Some people charge an extra 3% after 60 days – others 2% after 30 days. Another creative stipulates that if the final invoice isn't paid within 30 days, a 5% 'delayed payment' fee is charged. And that initial 5% figure is then added to each recurring 30-day period until the full amount is received. It's really up to you how you set your terms. But be warned – great client relationships are built on trust. You have to ask yourself whether it's worth threatening interest before you've even had a chance to prove your worth.
Read this very helpful guide from the government on Late Commercial Payments. It points out that the interest you can charge if another business is late paying for goods or a service is ‘statutory interest’ – this is 8% plus the Bank of England base rate for business to business transactions. So, if the base rate is currently 0.5% – this means statutory interest for a recent debt would be 8.5%. Read more on Recovering Debt.
Writing an email to chase for payment is hugely difficult and will naturally take you some time to construct. You don't want to come across aggressive but you need to be firm. You don't want to seem too demanding but you have to ensure payment is made. In which case, save yourself time by having a prepared script you can call upon. Here are some handy examples:

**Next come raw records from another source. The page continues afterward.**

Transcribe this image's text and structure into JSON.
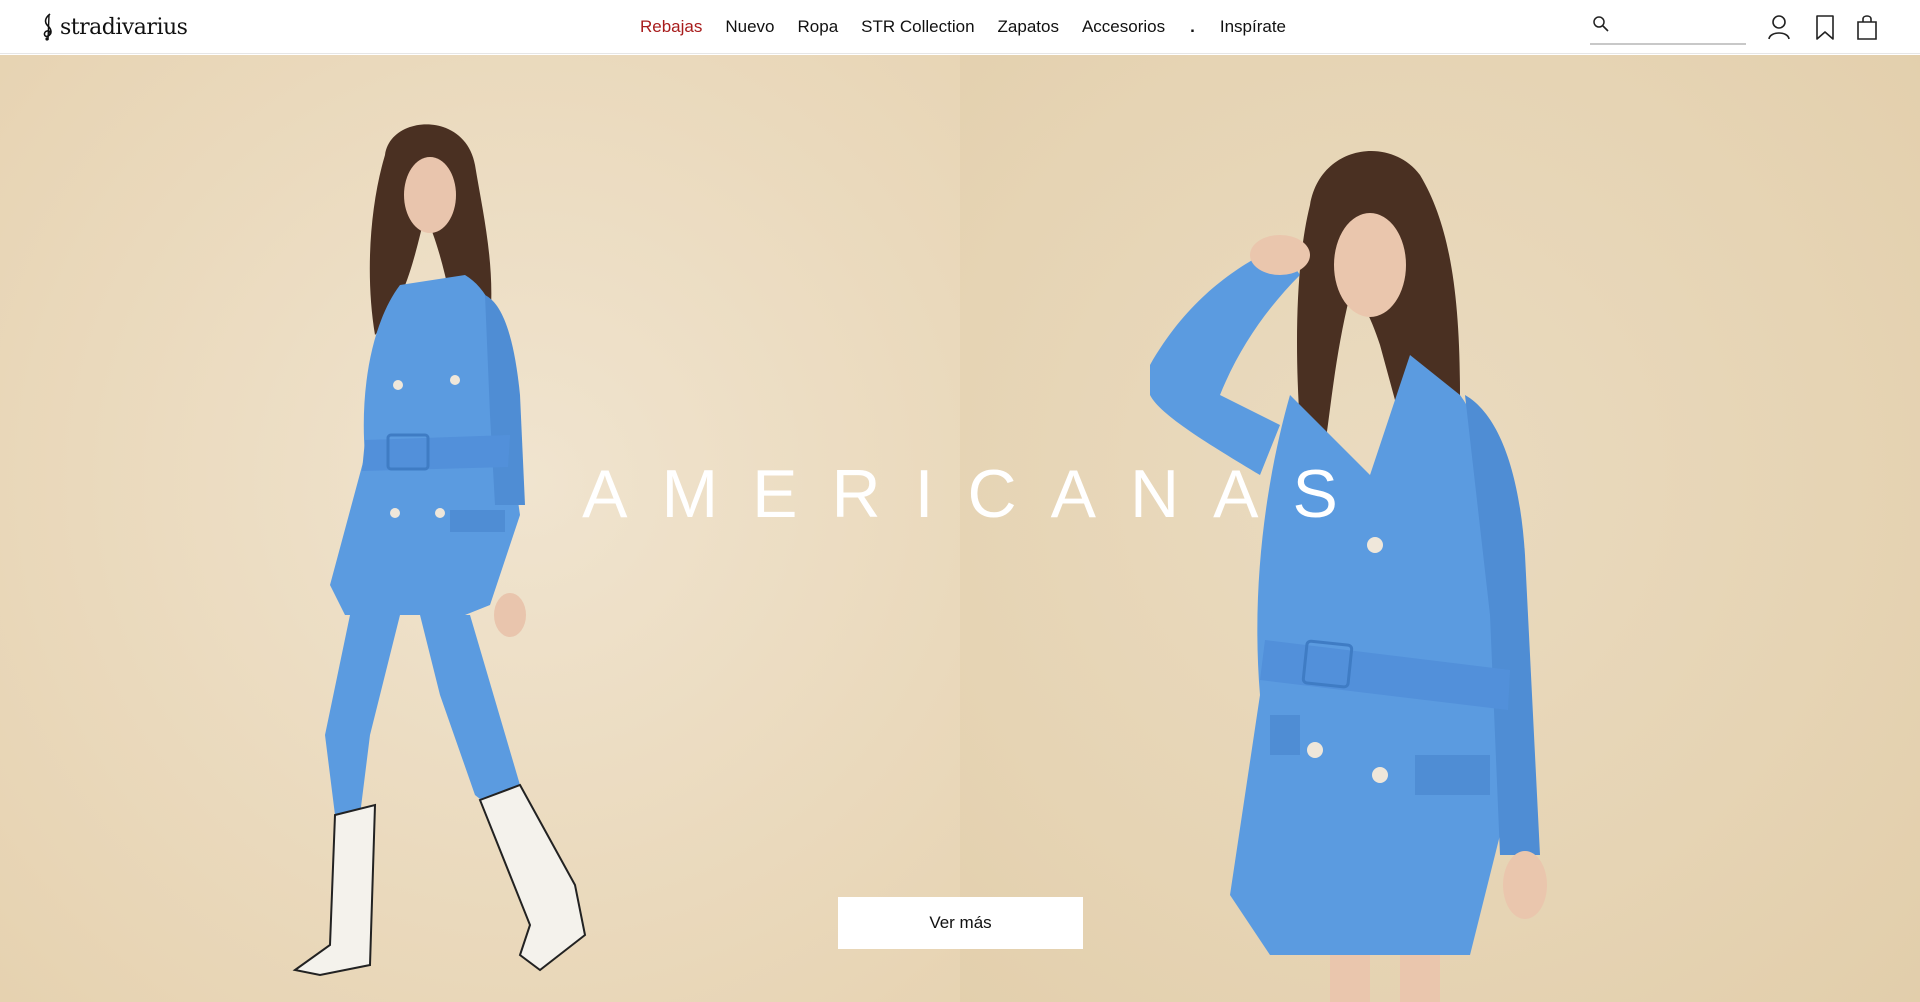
{
  "brand": {
    "logo_text": "stradivarius"
  },
  "nav": {
    "items": [
      {
        "label": "Rebajas",
        "active": true
      },
      {
        "label": "Nuevo"
      },
      {
        "label": "Ropa"
      },
      {
        "label": "STR Collection"
      },
      {
        "label": "Zapatos"
      },
      {
        "label": "Accesorios"
      },
      {
        "label": "."
      },
      {
        "label": "Inspírate"
      }
    ]
  },
  "search": {
    "value": "",
    "placeholder": ""
  },
  "icons": {
    "search": "search-icon",
    "user": "user-icon",
    "wishlist": "bookmark-icon",
    "bag": "shopping-bag-icon"
  },
  "hero": {
    "title": "AMERICANAS",
    "cta_label": "Ver más"
  },
  "colors": {
    "accent": "#a81c1c",
    "garment": "#5b9be0",
    "background": "#ecdcbf"
  }
}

This is a friendly reminder that invoice 33 is now due for payment. I'd really appreciate if you could settle at your earliest opportunity.
And if several friendly emails don't lead to payment? Well, it's time to start getting serious and remind your client of the terms you originally set out. You could write something like:
Payment still hasn't been made for invoice 33. I attach another copy with my payment details.
Just a friendly reminder – if payment is not received within 30 days, I reserve the right to add late payment charges to your account, as detailed in my terms.
Hope that makes sense.
If you've emailed several times, you've become increasingly firm and you still haven't been paid – pick up the phone and call your client. Sometimes having a chat is all it takes to ensure payment. Keep phoning every other day to add some pressure and that usually does the trick.
Or, if you really can't face the task, hire a freelance virtual PA to do the chasing for you. Sometimes having someone else do the chasing adds more authority and credibility to your business and gets clients worried about not paying.
If you really can't stand sending out those email reminders, why not automate away some of that awkwardness by using an online service to send out invoice reminders on your behalf?
FreeAgent offers this service beautifully. I use it for Creative Boom and my own PR business, Boomerang. It allows you to write your unpaid invoice reminder email, then you can set FreeAgent to send it automatically when an invoice becomes overdue. Job done! It won't necessarily ensure payment is made, but at least it saves you from another awkward conversation or the hassle and time it takes to chase for payments.
Sometimes, invoices don't get paid on time because you've not sent them to the right person or department, or followed the client's payment process. So if all else fails, find out who to send invoices to, call them and become their friend. Ask them directly how to ensure you get paid on time, as there'll be different processes in place with every client. It might be that you have to include a PO number or a specific date. Whatever it is, follow that process and you shouldn't have a problem in future.
Above all, use your discretion. Clients are only human. They're busy too. Which means they can easily forget about your invoice and sometimes just need a gentle nudge. Don't assume the worst. Use a gentle approach initially and, if that doesn't work, try a different tact. Most clients will pay – you just have to be proactive and persistent. Good luck!
Sometimes the customer may have forgotten about the due date of the payment and a letter of reminder gives them that benefit of doubt. Table of Contents.